> [Problem description]: Each entry here needs to be given again exactly.
Information given: Begin
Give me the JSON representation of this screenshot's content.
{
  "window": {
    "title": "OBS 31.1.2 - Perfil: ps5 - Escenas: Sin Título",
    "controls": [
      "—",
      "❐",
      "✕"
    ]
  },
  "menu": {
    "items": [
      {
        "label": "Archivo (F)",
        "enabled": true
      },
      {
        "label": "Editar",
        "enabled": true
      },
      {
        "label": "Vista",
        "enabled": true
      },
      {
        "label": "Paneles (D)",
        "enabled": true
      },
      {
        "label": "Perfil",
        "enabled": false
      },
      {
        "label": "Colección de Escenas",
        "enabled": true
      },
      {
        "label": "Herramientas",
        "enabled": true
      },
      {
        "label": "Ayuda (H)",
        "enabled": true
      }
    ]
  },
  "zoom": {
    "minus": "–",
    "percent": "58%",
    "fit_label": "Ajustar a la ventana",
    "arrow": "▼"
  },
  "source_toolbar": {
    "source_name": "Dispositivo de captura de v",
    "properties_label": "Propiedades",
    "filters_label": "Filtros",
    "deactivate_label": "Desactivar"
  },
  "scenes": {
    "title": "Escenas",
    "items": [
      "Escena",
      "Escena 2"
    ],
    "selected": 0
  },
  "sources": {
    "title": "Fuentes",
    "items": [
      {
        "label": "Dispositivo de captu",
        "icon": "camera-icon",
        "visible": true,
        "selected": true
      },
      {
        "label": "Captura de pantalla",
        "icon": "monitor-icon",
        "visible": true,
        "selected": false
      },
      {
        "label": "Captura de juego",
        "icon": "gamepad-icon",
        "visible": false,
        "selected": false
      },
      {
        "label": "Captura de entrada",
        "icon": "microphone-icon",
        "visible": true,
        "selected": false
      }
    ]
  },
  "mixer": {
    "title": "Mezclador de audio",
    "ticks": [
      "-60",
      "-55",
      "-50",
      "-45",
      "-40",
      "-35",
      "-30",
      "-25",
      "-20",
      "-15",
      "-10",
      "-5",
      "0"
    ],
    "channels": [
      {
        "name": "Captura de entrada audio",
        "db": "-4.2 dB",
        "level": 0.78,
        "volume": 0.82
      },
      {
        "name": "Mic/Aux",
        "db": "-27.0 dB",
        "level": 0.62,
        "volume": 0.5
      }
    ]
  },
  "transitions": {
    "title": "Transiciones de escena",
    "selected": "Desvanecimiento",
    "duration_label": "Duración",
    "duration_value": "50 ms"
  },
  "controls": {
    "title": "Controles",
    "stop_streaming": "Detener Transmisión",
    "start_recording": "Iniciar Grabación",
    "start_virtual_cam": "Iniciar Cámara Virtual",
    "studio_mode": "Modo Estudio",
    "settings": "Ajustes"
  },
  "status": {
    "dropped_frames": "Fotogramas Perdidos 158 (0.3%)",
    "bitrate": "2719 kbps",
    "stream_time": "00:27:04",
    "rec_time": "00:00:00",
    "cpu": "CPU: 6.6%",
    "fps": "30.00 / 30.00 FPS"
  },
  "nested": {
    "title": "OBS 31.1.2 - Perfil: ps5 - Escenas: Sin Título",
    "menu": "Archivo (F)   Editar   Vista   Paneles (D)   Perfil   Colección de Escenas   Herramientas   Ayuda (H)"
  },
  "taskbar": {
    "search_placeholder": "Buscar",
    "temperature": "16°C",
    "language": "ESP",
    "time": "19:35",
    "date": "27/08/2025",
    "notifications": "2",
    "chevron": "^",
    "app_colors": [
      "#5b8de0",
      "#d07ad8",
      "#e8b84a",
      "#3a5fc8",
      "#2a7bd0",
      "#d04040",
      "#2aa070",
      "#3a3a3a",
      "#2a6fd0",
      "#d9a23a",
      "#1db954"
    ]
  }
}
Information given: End
> [Your solution]:
Give me the JSON representation of this screenshot's content.
{
  "window": {
    "title": "OBS 31.1.2 - Perfil: ps5 - Escenas: Sin Título",
    "controls": [
      "—",
      "❐",
      "✕"
    ]
  },
  "menu": {
    "items": [
      {
        "label": "Archivo (F)",
        "enabled": true
      },
      {
        "label": "Editar",
        "enabled": true
      },
      {
        "label": "Vista",
        "enabled": true
      },
      {
        "label": "Paneles (D)",
        "enabled": true
      },
      {
        "label": "Perfil",
        "enabled": false
      },
      {
        "label": "Colección de Escenas",
        "enabled": true
      },
      {
        "label": "Herramientas",
        "enabled": true
      },
      {
        "label": "Ayuda (H)",
        "enabled": true
      }
    ]
  },
  "zoom": {
    "minus": "–",
    "percent": "58%",
    "fit_label": "Ajustar a la ventana",
    "arrow": "▼"
  },
  "source_toolbar": {
    "source_name": "Dispositivo de captura de v",
    "properties_label": "Propiedades",
    "filters_label": "Filtros",
    "deactivate_label": "Desactivar"
  },
  "scenes": {
    "title": "Escenas",
    "items": [
      "Escena",
      "Escena 2"
    ],
    "selected": 0
  },
  "sources": {
    "title": "Fuentes",
    "items": [
      {
        "label": "Dispositivo de captu",
        "icon": "camera-icon",
        "visible": true,
        "selected": true
      },
      {
        "label": "Captura de pantalla",
        "icon": "monitor-icon",
        "visible": true,
        "selected": false
      },
      {
        "label": "Captura de juego",
        "icon": "gamepad-icon",
        "visible": false,
        "selected": false
      },
      {
        "label": "Captura de entrada",
        "icon": "microphone-icon",
        "visible": true,
        "selected": false
      }
    ]
  },
  "mixer": {
    "title": "Mezclador de audio",
    "ticks": [
      "-60",
      "-55",
      "-50",
      "-45",
      "-40",
      "-35",
      "-30",
      "-25",
      "-20",
      "-15",
      "-10",
      "-5",
      "0"
    ],
    "channels": [
      {
        "name": "Captura de entrada audio",
        "db": "-4.2 dB",
        "level": 0.78,
        "volume": 0.82
      },
      {
        "name": "Mic/Aux",
        "db": "-27.0 dB",
        "level": 0.62,
        "volume": 0.5
      }
    ]
  },
  "transitions": {
    "title": "Transiciones de escena",
    "selected": "Desvanecimiento",
    "duration_label": "Duración",
    "duration_value": "50 ms"
  },
  "controls": {
    "title": "Controles",
    "stop_streaming": "Detener Transmisión",
    "start_recording": "Iniciar Grabación",
    "start_virtual_cam": "Iniciar Cámara Virtual",
    "studio_mode": "Modo Estudio",
    "settings": "Ajustes"
  },
  "status": {
    "dropped_frames": "Fotogramas Perdidos 158 (0.3%)",
    "bitrate": "2719 kbps",
    "stream_time": "00:27:04",
    "rec_time": "00:00:00",
    "cpu": "CPU: 6.6%",
    "fps": "30.00 / 30.00 FPS"
  },
  "nested": {
    "title": "OBS 31.1.2 - Perfil: ps5 - Escenas: Sin Título",
    "menu": "Archivo (F)   Editar   Vista   Paneles (D)   Perfil   Colección de Escenas   Herramientas   Ayuda (H)"
  },
  "taskbar": {
    "search_placeholder": "Buscar",
    "temperature": "16°C",
    "language": "ESP",
    "time": "19:35",
    "date": "27/08/2025",
    "notifications": "2",
    "chevron": "^",
    "app_colors": [
      "#5b8de0",
      "#d07ad8",
      "#e8b84a",
      "#3a5fc8",
      "#2a7bd0",
      "#d04040",
      "#2aa070",
      "#3a3a3a",
      "#2a6fd0",
      "#d9a23a",
      "#1db954"
    ]
  }
}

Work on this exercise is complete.